### Task to carry out
No pictures should be carried over. Output all other parts of the entries verbatim.

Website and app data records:
- - - - - - -

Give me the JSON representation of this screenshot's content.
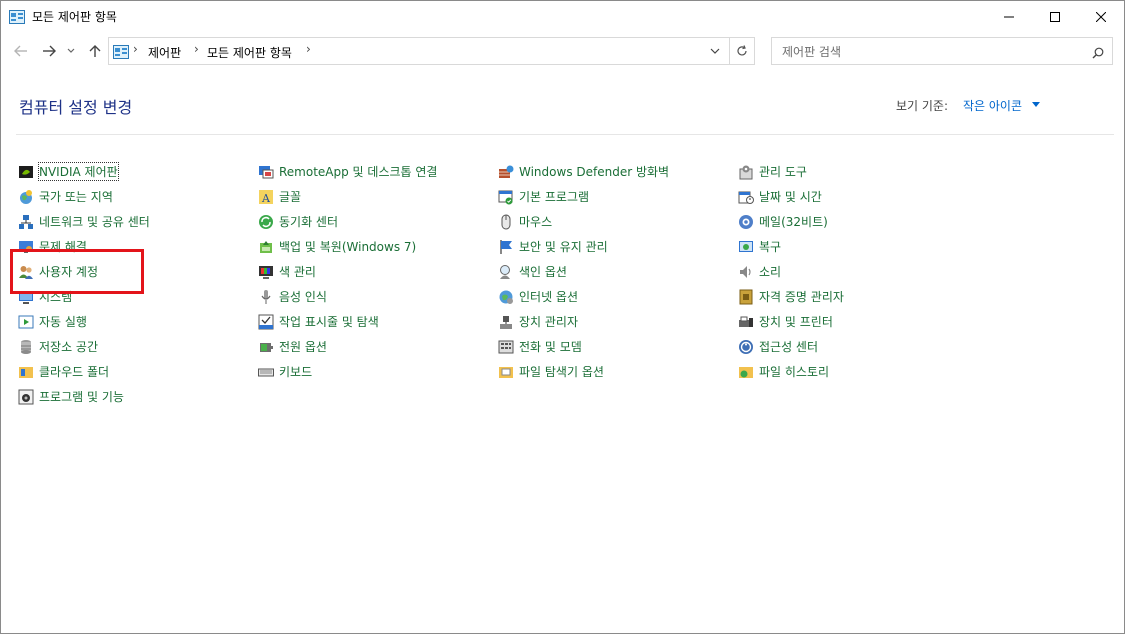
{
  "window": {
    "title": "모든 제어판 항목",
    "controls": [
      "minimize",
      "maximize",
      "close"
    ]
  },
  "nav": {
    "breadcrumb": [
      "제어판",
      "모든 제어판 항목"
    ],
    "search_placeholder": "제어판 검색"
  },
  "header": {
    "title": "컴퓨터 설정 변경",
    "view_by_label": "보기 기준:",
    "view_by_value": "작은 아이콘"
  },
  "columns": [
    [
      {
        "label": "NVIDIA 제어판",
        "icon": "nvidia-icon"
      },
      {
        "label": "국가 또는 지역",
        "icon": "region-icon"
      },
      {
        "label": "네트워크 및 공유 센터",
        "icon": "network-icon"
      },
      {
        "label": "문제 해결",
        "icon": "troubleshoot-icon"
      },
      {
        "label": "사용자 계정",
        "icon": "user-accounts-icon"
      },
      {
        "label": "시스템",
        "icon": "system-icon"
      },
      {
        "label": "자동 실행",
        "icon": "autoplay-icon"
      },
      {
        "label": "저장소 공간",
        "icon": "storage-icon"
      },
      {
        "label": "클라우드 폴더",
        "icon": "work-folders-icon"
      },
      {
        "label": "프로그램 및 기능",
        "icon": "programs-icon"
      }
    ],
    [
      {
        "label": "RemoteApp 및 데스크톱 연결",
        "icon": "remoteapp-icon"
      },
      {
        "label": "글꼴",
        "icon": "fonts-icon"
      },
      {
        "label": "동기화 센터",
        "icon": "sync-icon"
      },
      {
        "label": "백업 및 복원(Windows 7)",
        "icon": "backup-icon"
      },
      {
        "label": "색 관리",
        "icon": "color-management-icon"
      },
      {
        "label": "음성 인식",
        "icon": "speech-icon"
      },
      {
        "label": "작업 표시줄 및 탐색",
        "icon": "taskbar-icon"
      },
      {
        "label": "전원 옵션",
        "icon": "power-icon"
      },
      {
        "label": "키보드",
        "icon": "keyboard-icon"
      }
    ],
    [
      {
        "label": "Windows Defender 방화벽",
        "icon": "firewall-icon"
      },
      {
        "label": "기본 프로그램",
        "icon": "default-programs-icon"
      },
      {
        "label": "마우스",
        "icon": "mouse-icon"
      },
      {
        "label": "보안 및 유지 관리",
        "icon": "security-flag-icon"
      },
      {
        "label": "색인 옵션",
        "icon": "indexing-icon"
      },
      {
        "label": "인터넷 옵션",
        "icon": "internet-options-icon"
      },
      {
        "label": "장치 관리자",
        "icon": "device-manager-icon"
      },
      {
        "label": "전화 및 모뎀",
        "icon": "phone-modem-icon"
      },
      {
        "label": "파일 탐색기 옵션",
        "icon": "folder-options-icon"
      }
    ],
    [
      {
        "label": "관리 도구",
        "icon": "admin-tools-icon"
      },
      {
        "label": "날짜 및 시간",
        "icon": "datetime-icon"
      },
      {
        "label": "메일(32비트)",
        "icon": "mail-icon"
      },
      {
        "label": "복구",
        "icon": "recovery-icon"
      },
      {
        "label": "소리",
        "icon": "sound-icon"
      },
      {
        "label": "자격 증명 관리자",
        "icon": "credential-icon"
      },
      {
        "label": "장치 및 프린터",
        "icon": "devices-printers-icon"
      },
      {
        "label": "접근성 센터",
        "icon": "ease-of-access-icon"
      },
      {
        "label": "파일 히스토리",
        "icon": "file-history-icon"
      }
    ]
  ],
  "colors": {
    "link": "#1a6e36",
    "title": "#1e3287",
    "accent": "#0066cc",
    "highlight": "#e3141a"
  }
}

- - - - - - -

### Exercise response
Give me the JSON representation of this screenshot's content.
{
  "window": {
    "title": "모든 제어판 항목",
    "controls": [
      "minimize",
      "maximize",
      "close"
    ]
  },
  "nav": {
    "breadcrumb": [
      "제어판",
      "모든 제어판 항목"
    ],
    "search_placeholder": "제어판 검색"
  },
  "header": {
    "title": "컴퓨터 설정 변경",
    "view_by_label": "보기 기준:",
    "view_by_value": "작은 아이콘"
  },
  "columns": [
    [
      {
        "label": "NVIDIA 제어판",
        "icon": "nvidia-icon"
      },
      {
        "label": "국가 또는 지역",
        "icon": "region-icon"
      },
      {
        "label": "네트워크 및 공유 센터",
        "icon": "network-icon"
      },
      {
        "label": "문제 해결",
        "icon": "troubleshoot-icon"
      },
      {
        "label": "사용자 계정",
        "icon": "user-accounts-icon"
      },
      {
        "label": "시스템",
        "icon": "system-icon"
      },
      {
        "label": "자동 실행",
        "icon": "autoplay-icon"
      },
      {
        "label": "저장소 공간",
        "icon": "storage-icon"
      },
      {
        "label": "클라우드 폴더",
        "icon": "work-folders-icon"
      },
      {
        "label": "프로그램 및 기능",
        "icon": "programs-icon"
      }
    ],
    [
      {
        "label": "RemoteApp 및 데스크톱 연결",
        "icon": "remoteapp-icon"
      },
      {
        "label": "글꼴",
        "icon": "fonts-icon"
      },
      {
        "label": "동기화 센터",
        "icon": "sync-icon"
      },
      {
        "label": "백업 및 복원(Windows 7)",
        "icon": "backup-icon"
      },
      {
        "label": "색 관리",
        "icon": "color-management-icon"
      },
      {
        "label": "음성 인식",
        "icon": "speech-icon"
      },
      {
        "label": "작업 표시줄 및 탐색",
        "icon": "taskbar-icon"
      },
      {
        "label": "전원 옵션",
        "icon": "power-icon"
      },
      {
        "label": "키보드",
        "icon": "keyboard-icon"
      }
    ],
    [
      {
        "label": "Windows Defender 방화벽",
        "icon": "firewall-icon"
      },
      {
        "label": "기본 프로그램",
        "icon": "default-programs-icon"
      },
      {
        "label": "마우스",
        "icon": "mouse-icon"
      },
      {
        "label": "보안 및 유지 관리",
        "icon": "security-flag-icon"
      },
      {
        "label": "색인 옵션",
        "icon": "indexing-icon"
      },
      {
        "label": "인터넷 옵션",
        "icon": "internet-options-icon"
      },
      {
        "label": "장치 관리자",
        "icon": "device-manager-icon"
      },
      {
        "label": "전화 및 모뎀",
        "icon": "phone-modem-icon"
      },
      {
        "label": "파일 탐색기 옵션",
        "icon": "folder-options-icon"
      }
    ],
    [
      {
        "label": "관리 도구",
        "icon": "admin-tools-icon"
      },
      {
        "label": "날짜 및 시간",
        "icon": "datetime-icon"
      },
      {
        "label": "메일(32비트)",
        "icon": "mail-icon"
      },
      {
        "label": "복구",
        "icon": "recovery-icon"
      },
      {
        "label": "소리",
        "icon": "sound-icon"
      },
      {
        "label": "자격 증명 관리자",
        "icon": "credential-icon"
      },
      {
        "label": "장치 및 프린터",
        "icon": "devices-printers-icon"
      },
      {
        "label": "접근성 센터",
        "icon": "ease-of-access-icon"
      },
      {
        "label": "파일 히스토리",
        "icon": "file-history-icon"
      }
    ]
  ],
  "colors": {
    "link": "#1a6e36",
    "title": "#1e3287",
    "accent": "#0066cc",
    "highlight": "#e3141a"
  }
}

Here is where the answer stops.